[[ Given data open ]]

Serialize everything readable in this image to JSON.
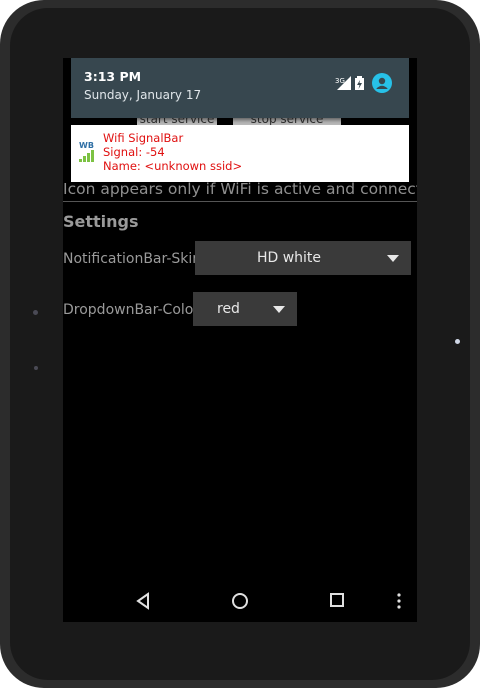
{
  "status": {
    "time": "3:13 PM",
    "date": "Sunday, January 17",
    "network": "3G"
  },
  "notification": {
    "app_name": "Wifi SignalBar",
    "signal_line": "Signal: -54",
    "name_line": "Name: <unknown ssid>",
    "icon_text": "WB"
  },
  "app": {
    "start_button": "start service",
    "stop_button": "stop service",
    "info_text": "Icon appears only if WiFi is active and connected.",
    "settings_title": "Settings",
    "skin_label": "NotificationBar-Skin:",
    "skin_value": "HD white",
    "color_label": "DropdownBar-Color:",
    "color_value": "red"
  },
  "colors": {
    "notification_text": "#e01010",
    "shade_bg": "#37474f",
    "avatar": "#27c1e8"
  },
  "nav": {
    "back_icon": "back-icon",
    "home_icon": "home-icon",
    "recents_icon": "recents-icon",
    "menu_icon": "overflow-menu-icon"
  }
}
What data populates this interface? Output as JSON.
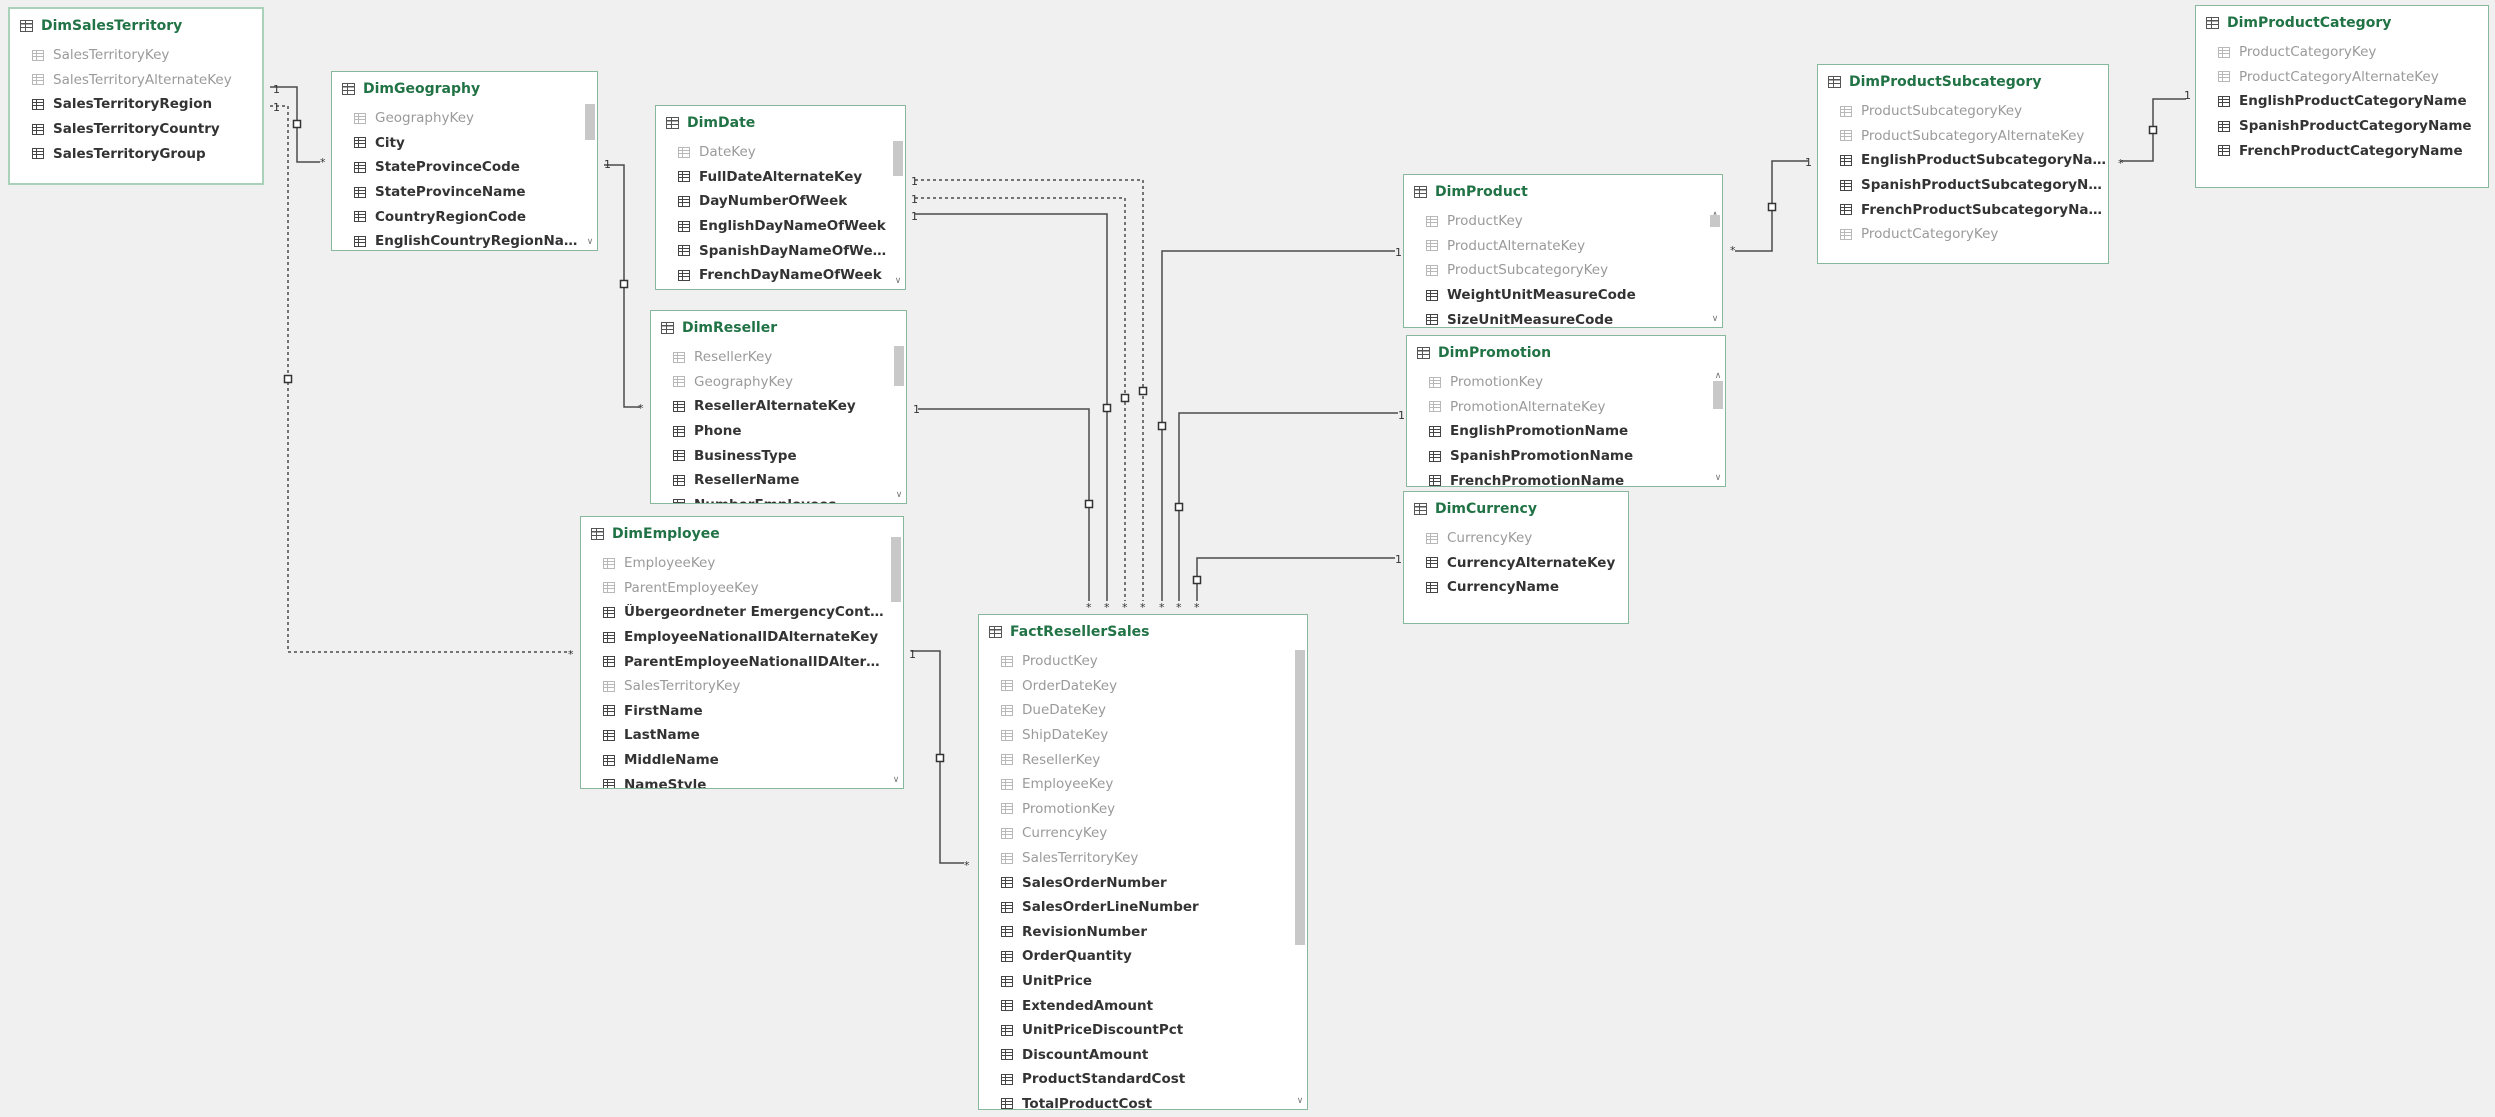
{
  "tables": [
    {
      "name": "DimSalesTerritory",
      "fields": [
        [
          "SalesTerritoryKey",
          1
        ],
        [
          "SalesTerritoryAlternateKey",
          1
        ],
        [
          "SalesTerritoryRegion",
          0
        ],
        [
          "SalesTerritoryCountry",
          0
        ],
        [
          "SalesTerritoryGroup",
          0
        ]
      ]
    },
    {
      "name": "DimGeography",
      "fields": [
        [
          "GeographyKey",
          1
        ],
        [
          "City",
          0
        ],
        [
          "StateProvinceCode",
          0
        ],
        [
          "StateProvinceName",
          0
        ],
        [
          "CountryRegionCode",
          0
        ],
        [
          "EnglishCountryRegionName",
          0
        ]
      ]
    },
    {
      "name": "DimDate",
      "fields": [
        [
          "DateKey",
          1
        ],
        [
          "FullDateAlternateKey",
          0
        ],
        [
          "DayNumberOfWeek",
          0
        ],
        [
          "EnglishDayNameOfWeek",
          0
        ],
        [
          "SpanishDayNameOfWeek",
          0
        ],
        [
          "FrenchDayNameOfWeek",
          0
        ]
      ]
    },
    {
      "name": "DimReseller",
      "fields": [
        [
          "ResellerKey",
          1
        ],
        [
          "GeographyKey",
          1
        ],
        [
          "ResellerAlternateKey",
          0
        ],
        [
          "Phone",
          0
        ],
        [
          "BusinessType",
          0
        ],
        [
          "ResellerName",
          0
        ],
        [
          "NumberEmployees",
          0
        ]
      ]
    },
    {
      "name": "DimEmployee",
      "fields": [
        [
          "EmployeeKey",
          1
        ],
        [
          "ParentEmployeeKey",
          1
        ],
        [
          "Übergeordneter EmergencyContactName",
          0
        ],
        [
          "EmployeeNationalIDAlternateKey",
          0
        ],
        [
          "ParentEmployeeNationalIDAlternateKey",
          0
        ],
        [
          "SalesTerritoryKey",
          1
        ],
        [
          "FirstName",
          0
        ],
        [
          "LastName",
          0
        ],
        [
          "MiddleName",
          0
        ],
        [
          "NameStyle",
          0
        ]
      ]
    },
    {
      "name": "FactResellerSales",
      "fields": [
        [
          "ProductKey",
          1
        ],
        [
          "OrderDateKey",
          1
        ],
        [
          "DueDateKey",
          1
        ],
        [
          "ShipDateKey",
          1
        ],
        [
          "ResellerKey",
          1
        ],
        [
          "EmployeeKey",
          1
        ],
        [
          "PromotionKey",
          1
        ],
        [
          "CurrencyKey",
          1
        ],
        [
          "SalesTerritoryKey",
          1
        ],
        [
          "SalesOrderNumber",
          0
        ],
        [
          "SalesOrderLineNumber",
          0
        ],
        [
          "RevisionNumber",
          0
        ],
        [
          "OrderQuantity",
          0
        ],
        [
          "UnitPrice",
          0
        ],
        [
          "ExtendedAmount",
          0
        ],
        [
          "UnitPriceDiscountPct",
          0
        ],
        [
          "DiscountAmount",
          0
        ],
        [
          "ProductStandardCost",
          0
        ],
        [
          "TotalProductCost",
          0
        ]
      ]
    },
    {
      "name": "DimProduct",
      "fields": [
        [
          "ProductKey",
          1
        ],
        [
          "ProductAlternateKey",
          1
        ],
        [
          "ProductSubcategoryKey",
          1
        ],
        [
          "WeightUnitMeasureCode",
          0
        ],
        [
          "SizeUnitMeasureCode",
          0
        ]
      ]
    },
    {
      "name": "DimPromotion",
      "fields": [
        [
          "PromotionKey",
          1
        ],
        [
          "PromotionAlternateKey",
          1
        ],
        [
          "EnglishPromotionName",
          0
        ],
        [
          "SpanishPromotionName",
          0
        ],
        [
          "FrenchPromotionName",
          0
        ]
      ]
    },
    {
      "name": "DimCurrency",
      "fields": [
        [
          "CurrencyKey",
          1
        ],
        [
          "CurrencyAlternateKey",
          0
        ],
        [
          "CurrencyName",
          0
        ]
      ]
    },
    {
      "name": "DimProductSubcategory",
      "fields": [
        [
          "ProductSubcategoryKey",
          1
        ],
        [
          "ProductSubcategoryAlternateKey",
          1
        ],
        [
          "EnglishProductSubcategoryName",
          0
        ],
        [
          "SpanishProductSubcategoryName",
          0
        ],
        [
          "FrenchProductSubcategoryName",
          0
        ],
        [
          "ProductCategoryKey",
          1
        ]
      ]
    },
    {
      "name": "DimProductCategory",
      "fields": [
        [
          "ProductCategoryKey",
          1
        ],
        [
          "ProductCategoryAlternateKey",
          1
        ],
        [
          "EnglishProductCategoryName",
          0
        ],
        [
          "SpanishProductCategoryName",
          0
        ],
        [
          "FrenchProductCategoryName",
          0
        ]
      ]
    }
  ],
  "relationships": [
    {
      "one": "DimSalesTerritory",
      "many": "DimGeography",
      "from_label": "1",
      "to_label": "*",
      "style": "solid"
    },
    {
      "one": "DimSalesTerritory",
      "many": "DimEmployee",
      "from_label": "1",
      "to_label": "*",
      "style": "dotted"
    },
    {
      "one": "DimGeography",
      "many": "DimReseller",
      "from_label": "1",
      "to_label": "*",
      "style": "solid"
    },
    {
      "one": "DimDate",
      "many": "FactResellerSales",
      "from_label": "1",
      "to_label": "*",
      "style": "dotted"
    },
    {
      "one": "DimDate",
      "many": "FactResellerSales",
      "from_label": "1",
      "to_label": "*",
      "style": "dotted"
    },
    {
      "one": "DimDate",
      "many": "FactResellerSales",
      "from_label": "1",
      "to_label": "*",
      "style": "solid"
    },
    {
      "one": "DimReseller",
      "many": "FactResellerSales",
      "from_label": "1",
      "to_label": "*",
      "style": "solid"
    },
    {
      "one": "DimEmployee",
      "many": "FactResellerSales",
      "from_label": "1",
      "to_label": "*",
      "style": "solid"
    },
    {
      "one": "DimProduct",
      "many": "FactResellerSales",
      "from_label": "1",
      "to_label": "*",
      "style": "solid"
    },
    {
      "one": "DimPromotion",
      "many": "FactResellerSales",
      "from_label": "1",
      "to_label": "*",
      "style": "solid"
    },
    {
      "one": "DimCurrency",
      "many": "FactResellerSales",
      "from_label": "1",
      "to_label": "*",
      "style": "solid"
    },
    {
      "one": "DimProductSubcategory",
      "many": "DimProduct",
      "from_label": "1",
      "to_label": "*",
      "style": "solid"
    },
    {
      "one": "DimProductCategory",
      "many": "DimProductSubcategory",
      "from_label": "1",
      "to_label": "*",
      "style": "solid"
    }
  ],
  "colors": {
    "canvas": "#f0f0f0",
    "table_border": "#87b89b",
    "table_title": "#217346",
    "field_text": "#333333",
    "key_text": "#9a9a9a",
    "line": "#4a4a4a"
  }
}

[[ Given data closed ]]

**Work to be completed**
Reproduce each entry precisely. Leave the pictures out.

**Response to this task**
Serialize everything readable in this image to JSON.
{
  "status": {
    "time": "3:13 PM",
    "date": "Sunday, January 17",
    "network": "3G"
  },
  "notification": {
    "app_name": "Wifi SignalBar",
    "signal_line": "Signal: -54",
    "name_line": "Name: <unknown ssid>",
    "icon_text": "WB"
  },
  "app": {
    "start_button": "start service",
    "stop_button": "stop service",
    "info_text": "Icon appears only if WiFi is active and connected.",
    "settings_title": "Settings",
    "skin_label": "NotificationBar-Skin:",
    "skin_value": "HD white",
    "color_label": "DropdownBar-Color:",
    "color_value": "red"
  },
  "colors": {
    "notification_text": "#e01010",
    "shade_bg": "#37474f",
    "avatar": "#27c1e8"
  },
  "nav": {
    "back_icon": "back-icon",
    "home_icon": "home-icon",
    "recents_icon": "recents-icon",
    "menu_icon": "overflow-menu-icon"
  }
}
What data populates this interface? Output as JSON.
{
  "tables": [
    {
      "name": "DimSalesTerritory",
      "fields": [
        [
          "SalesTerritoryKey",
          1
        ],
        [
          "SalesTerritoryAlternateKey",
          1
        ],
        [
          "SalesTerritoryRegion",
          0
        ],
        [
          "SalesTerritoryCountry",
          0
        ],
        [
          "SalesTerritoryGroup",
          0
        ]
      ]
    },
    {
      "name": "DimGeography",
      "fields": [
        [
          "GeographyKey",
          1
        ],
        [
          "City",
          0
        ],
        [
          "StateProvinceCode",
          0
        ],
        [
          "StateProvinceName",
          0
        ],
        [
          "CountryRegionCode",
          0
        ],
        [
          "EnglishCountryRegionName",
          0
        ]
      ]
    },
    {
      "name": "DimDate",
      "fields": [
        [
          "DateKey",
          1
        ],
        [
          "FullDateAlternateKey",
          0
        ],
        [
          "DayNumberOfWeek",
          0
        ],
        [
          "EnglishDayNameOfWeek",
          0
        ],
        [
          "SpanishDayNameOfWeek",
          0
        ],
        [
          "FrenchDayNameOfWeek",
          0
        ]
      ]
    },
    {
      "name": "DimReseller",
      "fields": [
        [
          "ResellerKey",
          1
        ],
        [
          "GeographyKey",
          1
        ],
        [
          "ResellerAlternateKey",
          0
        ],
        [
          "Phone",
          0
        ],
        [
          "BusinessType",
          0
        ],
        [
          "ResellerName",
          0
        ],
        [
          "NumberEmployees",
          0
        ]
      ]
    },
    {
      "name": "DimEmployee",
      "fields": [
        [
          "EmployeeKey",
          1
        ],
        [
          "ParentEmployeeKey",
          1
        ],
        [
          "Übergeordneter EmergencyContactName",
          0
        ],
        [
          "EmployeeNationalIDAlternateKey",
          0
        ],
        [
          "ParentEmployeeNationalIDAlternateKey",
          0
        ],
        [
          "SalesTerritoryKey",
          1
        ],
        [
          "FirstName",
          0
        ],
        [
          "LastName",
          0
        ],
        [
          "MiddleName",
          0
        ],
        [
          "NameStyle",
          0
        ]
      ]
    },
    {
      "name": "FactResellerSales",
      "fields": [
        [
          "ProductKey",
          1
        ],
        [
          "OrderDateKey",
          1
        ],
        [
          "DueDateKey",
          1
        ],
        [
          "ShipDateKey",
          1
        ],
        [
          "ResellerKey",
          1
        ],
        [
          "EmployeeKey",
          1
        ],
        [
          "PromotionKey",
          1
        ],
        [
          "CurrencyKey",
          1
        ],
        [
          "SalesTerritoryKey",
          1
        ],
        [
          "SalesOrderNumber",
          0
        ],
        [
          "SalesOrderLineNumber",
          0
        ],
        [
          "RevisionNumber",
          0
        ],
        [
          "OrderQuantity",
          0
        ],
        [
          "UnitPrice",
          0
        ],
        [
          "ExtendedAmount",
          0
        ],
        [
          "UnitPriceDiscountPct",
          0
        ],
        [
          "DiscountAmount",
          0
        ],
        [
          "ProductStandardCost",
          0
        ],
        [
          "TotalProductCost",
          0
        ]
      ]
    },
    {
      "name": "DimProduct",
      "fields": [
        [
          "ProductKey",
          1
        ],
        [
          "ProductAlternateKey",
          1
        ],
        [
          "ProductSubcategoryKey",
          1
        ],
        [
          "WeightUnitMeasureCode",
          0
        ],
        [
          "SizeUnitMeasureCode",
          0
        ]
      ]
    },
    {
      "name": "DimPromotion",
      "fields": [
        [
          "PromotionKey",
          1
        ],
        [
          "PromotionAlternateKey",
          1
        ],
        [
          "EnglishPromotionName",
          0
        ],
        [
          "SpanishPromotionName",
          0
        ],
        [
          "FrenchPromotionName",
          0
        ]
      ]
    },
    {
      "name": "DimCurrency",
      "fields": [
        [
          "CurrencyKey",
          1
        ],
        [
          "CurrencyAlternateKey",
          0
        ],
        [
          "CurrencyName",
          0
        ]
      ]
    },
    {
      "name": "DimProductSubcategory",
      "fields": [
        [
          "ProductSubcategoryKey",
          1
        ],
        [
          "ProductSubcategoryAlternateKey",
          1
        ],
        [
          "EnglishProductSubcategoryName",
          0
        ],
        [
          "SpanishProductSubcategoryName",
          0
        ],
        [
          "FrenchProductSubcategoryName",
          0
        ],
        [
          "ProductCategoryKey",
          1
        ]
      ]
    },
    {
      "name": "DimProductCategory",
      "fields": [
        [
          "ProductCategoryKey",
          1
        ],
        [
          "ProductCategoryAlternateKey",
          1
        ],
        [
          "EnglishProductCategoryName",
          0
        ],
        [
          "SpanishProductCategoryName",
          0
        ],
        [
          "FrenchProductCategoryName",
          0
        ]
      ]
    }
  ],
  "relationships": [
    {
      "one": "DimSalesTerritory",
      "many": "DimGeography",
      "from_label": "1",
      "to_label": "*",
      "style": "solid"
    },
    {
      "one": "DimSalesTerritory",
      "many": "DimEmployee",
      "from_label": "1",
      "to_label": "*",
      "style": "dotted"
    },
    {
      "one": "DimGeography",
      "many": "DimReseller",
      "from_label": "1",
      "to_label": "*",
      "style": "solid"
    },
    {
      "one": "DimDate",
      "many": "FactResellerSales",
      "from_label": "1",
      "to_label": "*",
      "style": "dotted"
    },
    {
      "one": "DimDate",
      "many": "FactResellerSales",
      "from_label": "1",
      "to_label": "*",
      "style": "dotted"
    },
    {
      "one": "DimDate",
      "many": "FactResellerSales",
      "from_label": "1",
      "to_label": "*",
      "style": "solid"
    },
    {
      "one": "DimReseller",
      "many": "FactResellerSales",
      "from_label": "1",
      "to_label": "*",
      "style": "solid"
    },
    {
      "one": "DimEmployee",
      "many": "FactResellerSales",
      "from_label": "1",
      "to_label": "*",
      "style": "solid"
    },
    {
      "one": "DimProduct",
      "many": "FactResellerSales",
      "from_label": "1",
      "to_label": "*",
      "style": "solid"
    },
    {
      "one": "DimPromotion",
      "many": "FactResellerSales",
      "from_label": "1",
      "to_label": "*",
      "style": "solid"
    },
    {
      "one": "DimCurrency",
      "many": "FactResellerSales",
      "from_label": "1",
      "to_label": "*",
      "style": "solid"
    },
    {
      "one": "DimProductSubcategory",
      "many": "DimProduct",
      "from_label": "1",
      "to_label": "*",
      "style": "solid"
    },
    {
      "one": "DimProductCategory",
      "many": "DimProductSubcategory",
      "from_label": "1",
      "to_label": "*",
      "style": "solid"
    }
  ],
  "colors": {
    "canvas": "#f0f0f0",
    "table_border": "#87b89b",
    "table_title": "#217346",
    "field_text": "#333333",
    "key_text": "#9a9a9a",
    "line": "#4a4a4a"
  }
}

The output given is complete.